■ **To do**: Your task is to copy every line of the entries that holds the word "data".

■ ■ ■

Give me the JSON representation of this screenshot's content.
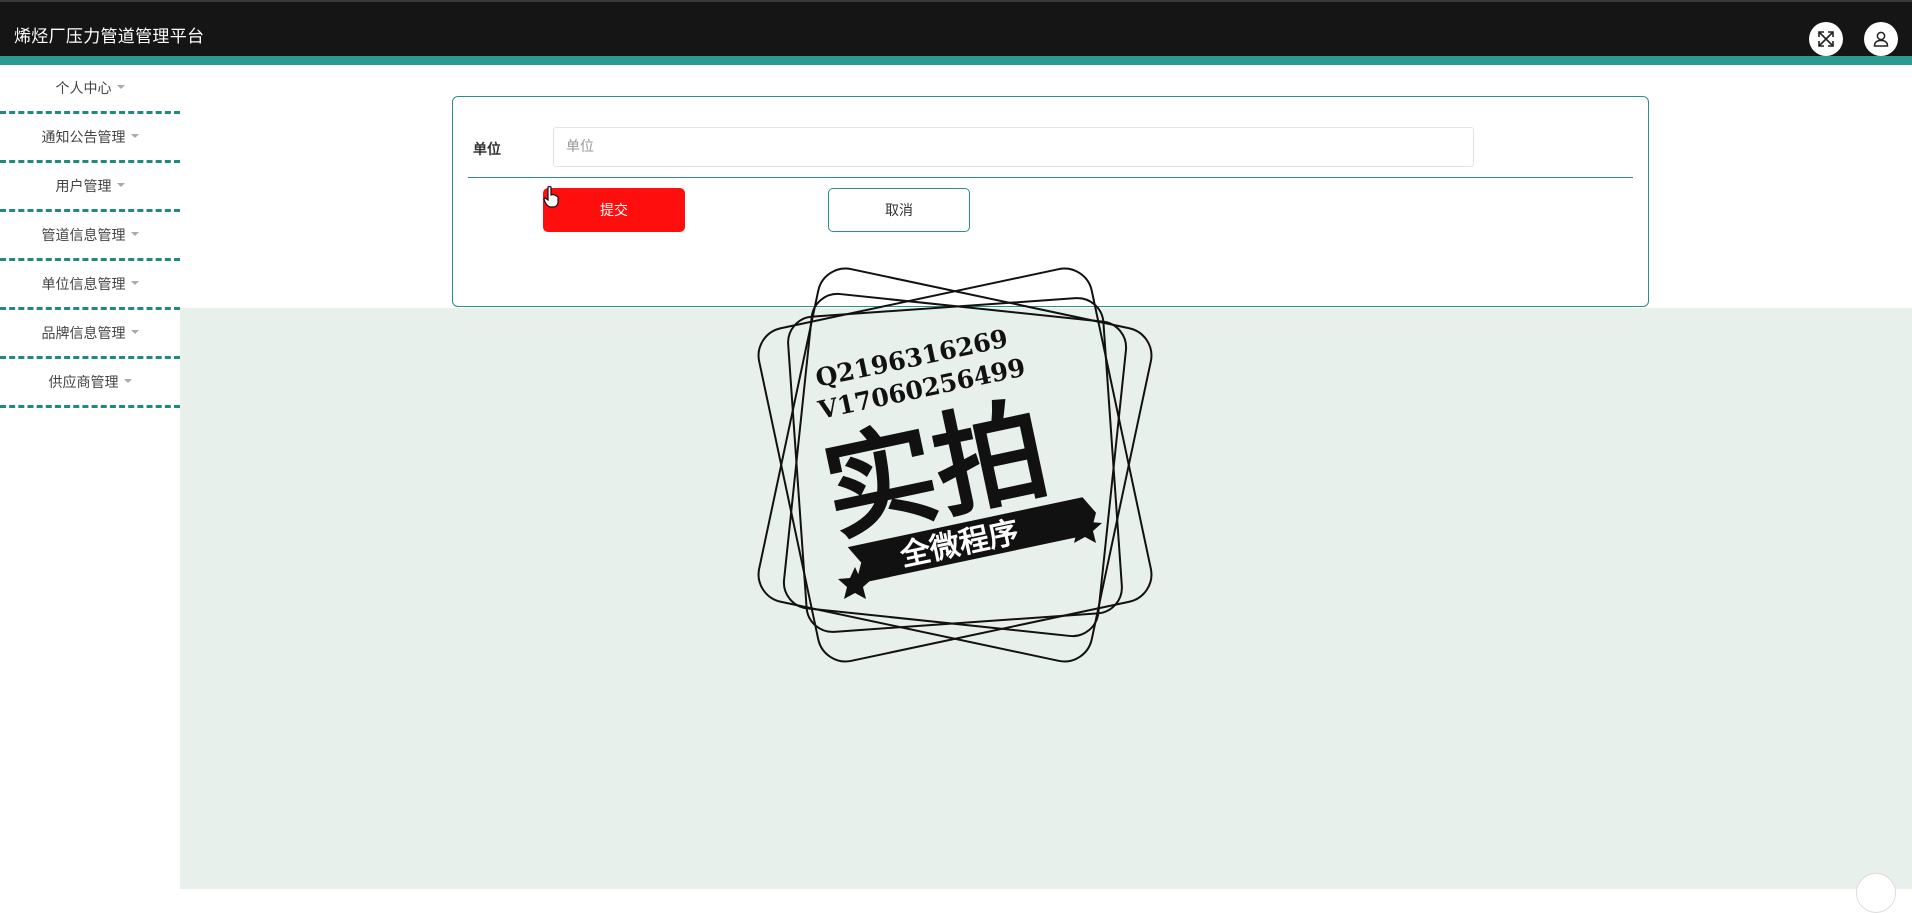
{
  "header": {
    "app_title": "烯烃厂压力管道管理平台"
  },
  "sidebar": {
    "items": [
      {
        "label": "个人中心"
      },
      {
        "label": "通知公告管理"
      },
      {
        "label": "用户管理"
      },
      {
        "label": "管道信息管理"
      },
      {
        "label": "单位信息管理"
      },
      {
        "label": "品牌信息管理"
      },
      {
        "label": "供应商管理"
      }
    ]
  },
  "form": {
    "unit_label": "单位",
    "unit_placeholder": "单位",
    "unit_value": "",
    "submit_label": "提交",
    "cancel_label": "取消"
  },
  "watermark": {
    "line1": "Q2196316269",
    "line2": "V17060256499",
    "main": "实拍",
    "banner": "全微程序"
  },
  "colors": {
    "topbar": "#151515",
    "accent": "#2b9b8f",
    "submit": "#ff0e0e",
    "content_bg": "#e8f0ec"
  }
}
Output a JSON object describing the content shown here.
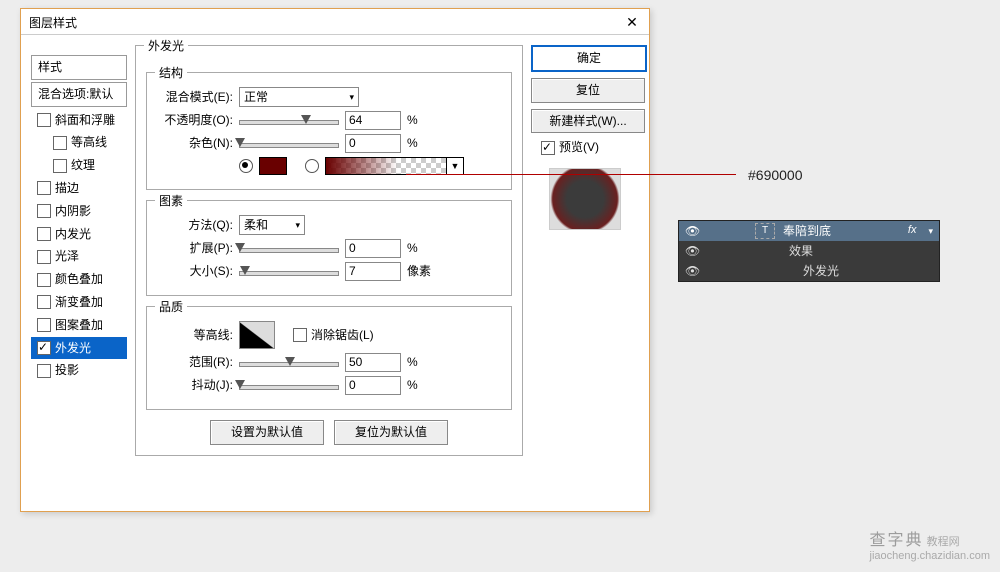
{
  "dialog": {
    "title": "图层样式",
    "buttons": {
      "ok": "确定",
      "cancel": "复位",
      "newStyle": "新建样式(W)...",
      "preview": "预览(V)"
    }
  },
  "sidebar": {
    "styles": "样式",
    "blendDefault": "混合选项:默认",
    "items": [
      {
        "label": "斜面和浮雕",
        "indent": 0
      },
      {
        "label": "等高线",
        "indent": 1
      },
      {
        "label": "纹理",
        "indent": 1
      },
      {
        "label": "描边",
        "indent": 0
      },
      {
        "label": "内阴影",
        "indent": 0
      },
      {
        "label": "内发光",
        "indent": 0
      },
      {
        "label": "光泽",
        "indent": 0
      },
      {
        "label": "颜色叠加",
        "indent": 0
      },
      {
        "label": "渐变叠加",
        "indent": 0
      },
      {
        "label": "图案叠加",
        "indent": 0
      },
      {
        "label": "外发光",
        "indent": 0,
        "selected": true,
        "checked": true
      },
      {
        "label": "投影",
        "indent": 0
      }
    ]
  },
  "panel": {
    "title": "外发光",
    "group1": "结构",
    "blendMode": {
      "label": "混合模式(E):",
      "value": "正常"
    },
    "opacity": {
      "label": "不透明度(O):",
      "value": "64",
      "pct": "%",
      "pos": 64
    },
    "noise": {
      "label": "杂色(N):",
      "value": "0",
      "pct": "%",
      "pos": 0
    },
    "group2": "图素",
    "method": {
      "label": "方法(Q):",
      "value": "柔和"
    },
    "spread": {
      "label": "扩展(P):",
      "value": "0",
      "pct": "%",
      "pos": 0
    },
    "size": {
      "label": "大小(S):",
      "value": "7",
      "unit": "像素",
      "pos": 5
    },
    "group3": "品质",
    "contour": {
      "label": "等高线:"
    },
    "antiAlias": "消除锯齿(L)",
    "range": {
      "label": "范围(R):",
      "value": "50",
      "pct": "%",
      "pos": 50
    },
    "jitter": {
      "label": "抖动(J):",
      "value": "0",
      "pct": "%",
      "pos": 0
    },
    "btnDefault": "设置为默认值",
    "btnReset": "复位为默认值"
  },
  "annotation": {
    "hex": "#690000"
  },
  "layers": {
    "name": "奉陪到底",
    "fx": "fx",
    "effects": "效果",
    "child": "外发光"
  },
  "watermark": {
    "cn": "查字典",
    "en": "教程网",
    "url": "jiaocheng.chazidian.com"
  }
}
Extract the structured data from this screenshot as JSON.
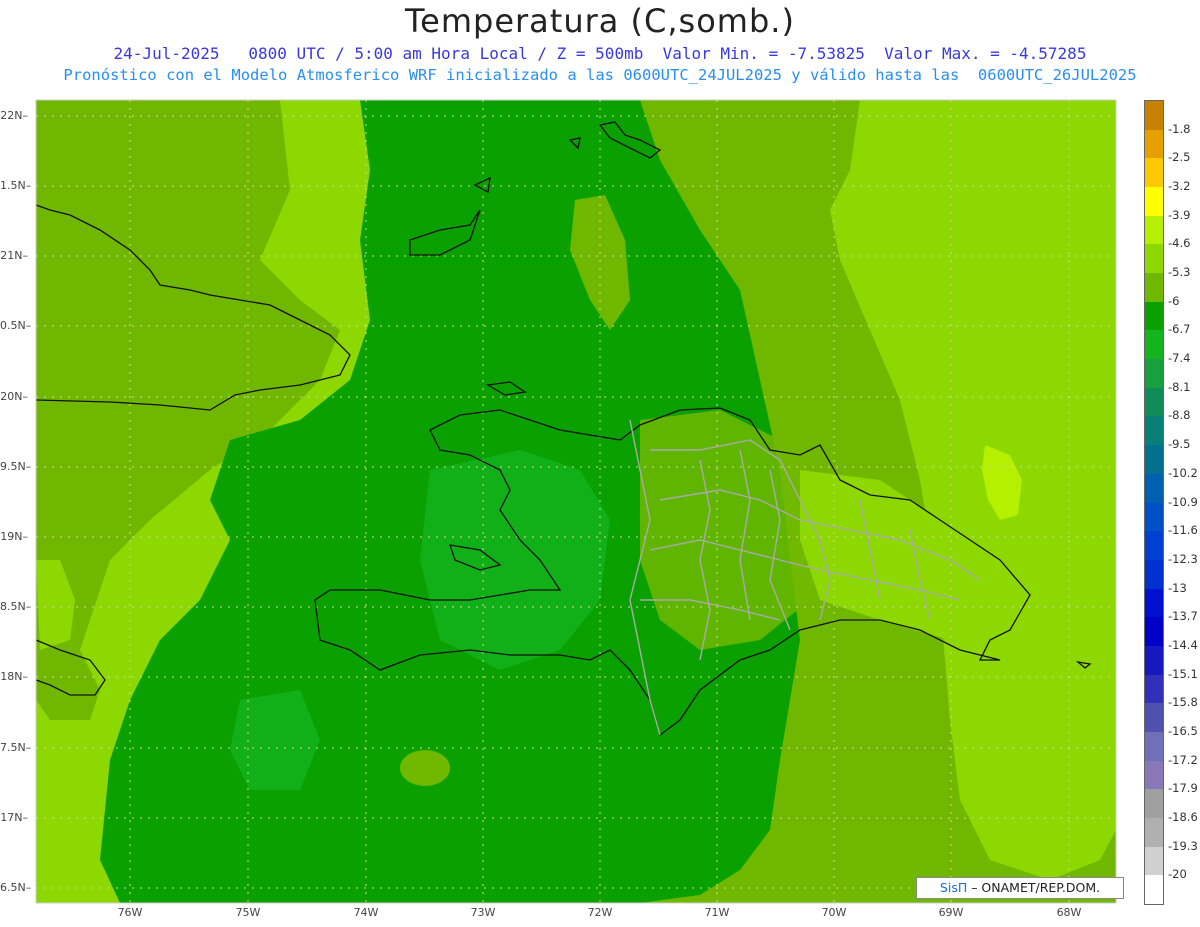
{
  "title": "Temperatura (C,somb.)",
  "subtitle_line1": "24-Jul-2025   0800 UTC / 5:00 am Hora Local / Z = 500mb  Valor Min. = -7.53825  Valor Max. = -4.57285",
  "subtitle_line2": "Pronóstico con el Modelo Atmosferico WRF inicializado a las 0600UTC_24JUL2025 y válido hasta las  0600UTC_26JUL2025",
  "lat_ticks": [
    "22N",
    "1.5N",
    "21N",
    "0.5N",
    "20N",
    "9.5N",
    "19N",
    "8.5N",
    "18N",
    "7.5N",
    "17N",
    "6.5N"
  ],
  "lon_ticks": [
    "76W",
    "75W",
    "74W",
    "73W",
    "72W",
    "71W",
    "70W",
    "69W",
    "68W"
  ],
  "colorbar": {
    "labels": [
      "-1.8",
      "-2.5",
      "-3.2",
      "-3.9",
      "-4.6",
      "-5.3",
      "-6",
      "-6.7",
      "-7.4",
      "-8.1",
      "-8.8",
      "-9.5",
      "-10.2",
      "-10.9",
      "-11.6",
      "-12.3",
      "-13",
      "-13.7",
      "-14.4",
      "-15.1",
      "-15.8",
      "-16.5",
      "-17.2",
      "-17.9",
      "-18.6",
      "-19.3",
      "-20"
    ],
    "colors": [
      "#c88000",
      "#e6a000",
      "#ffc800",
      "#ffff00",
      "#b4f000",
      "#8cd800",
      "#70b800",
      "#0aa000",
      "#14b41e",
      "#18a040",
      "#108c5a",
      "#088078",
      "#047090",
      "#0060b0",
      "#0050c8",
      "#0040d0",
      "#0030d0",
      "#0010d0",
      "#0000c8",
      "#1818c0",
      "#3030b8",
      "#5050b0",
      "#7070b8",
      "#8878b8",
      "#a0a0a0",
      "#b0b0b0",
      "#d0d0d0",
      "#ffffff"
    ]
  },
  "credit": {
    "brand": "SisΠ",
    "text": " – ONAMET/REP.DOM."
  },
  "colors": {
    "field_light": "#8cd800",
    "field_mid": "#70b800",
    "field_dark": "#0aa000",
    "field_darker": "#14b41e",
    "field_bright": "#b4f000",
    "border": "#111111",
    "province": "#aaaaaa"
  }
}
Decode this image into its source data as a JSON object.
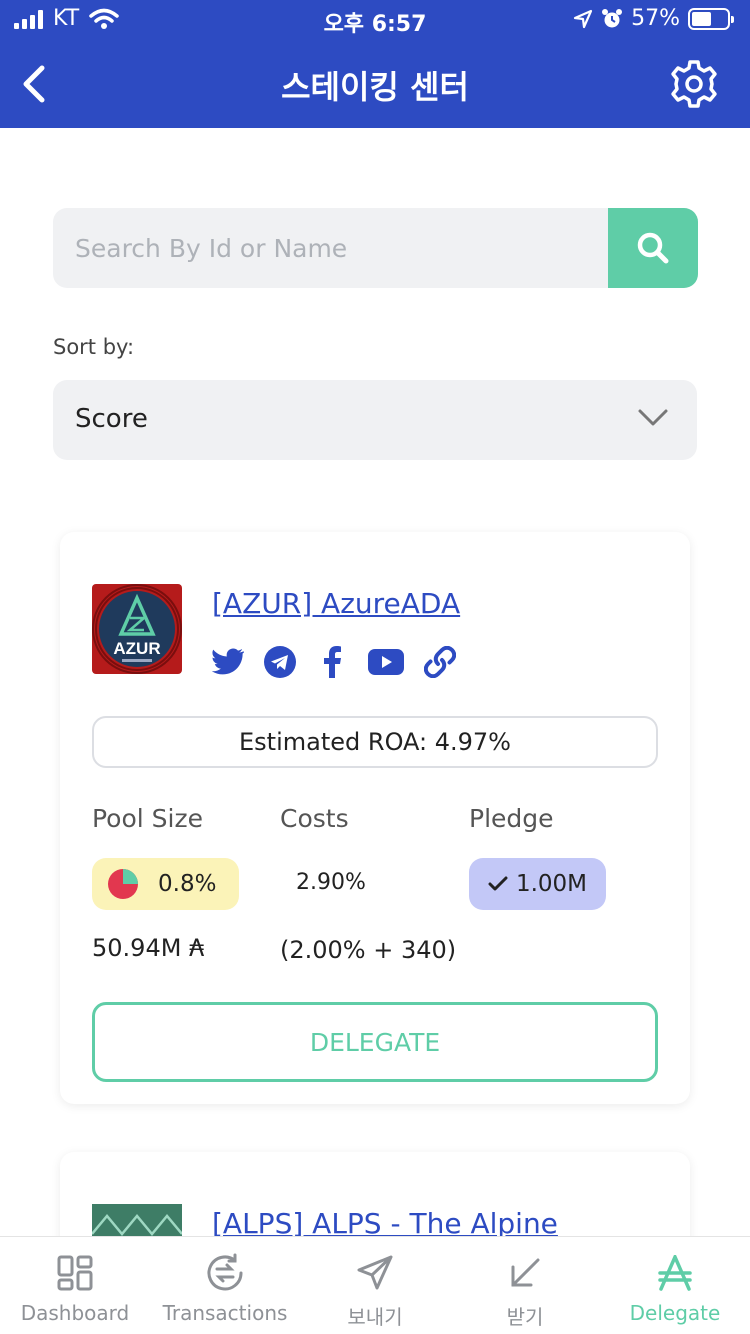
{
  "status_bar": {
    "carrier": "KT",
    "time": "오후 6:57",
    "battery_percent": "57%",
    "battery_level": 0.57
  },
  "header": {
    "title": "스테이킹 센터",
    "back_icon": "chevron-left-icon",
    "settings_icon": "gear-icon"
  },
  "search": {
    "placeholder": "Search By Id or Name",
    "button_icon": "search-icon"
  },
  "sort": {
    "label": "Sort by:",
    "value": "Score"
  },
  "pools": [
    {
      "name": "[AZUR] AzureADA",
      "logo_text": "AZUR",
      "socials": [
        "twitter-icon",
        "telegram-icon",
        "facebook-icon",
        "youtube-icon",
        "link-icon"
      ],
      "roa": "Estimated ROA: 4.97%",
      "pool_size_label": "Pool Size",
      "costs_label": "Costs",
      "pledge_label": "Pledge",
      "pool_size_percent": "0.8%",
      "costs": "2.90%",
      "pledge": "1.00M",
      "pool_size_ada": "50.94M ₳",
      "costs_detail": "(2.00% + 340)",
      "delegate_label": "DELEGATE"
    },
    {
      "name": "[ALPS] ALPS - The Alpine"
    }
  ],
  "tabs": [
    {
      "label": "Dashboard",
      "icon": "dashboard-icon"
    },
    {
      "label": "Transactions",
      "icon": "transactions-icon"
    },
    {
      "label": "보내기",
      "icon": "send-icon"
    },
    {
      "label": "받기",
      "icon": "receive-icon"
    },
    {
      "label": "Delegate",
      "icon": "ada-icon",
      "active": true
    }
  ],
  "colors": {
    "brand_blue": "#2d4bc2",
    "accent_green": "#5fcda7",
    "pool_size_bg": "#fbf3b8",
    "pledge_bg": "#c3c8f7"
  }
}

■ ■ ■

■ **Output below**:
Extract the structured data from this screenshot as JSON.
Decode this image into its source data as a JSON object.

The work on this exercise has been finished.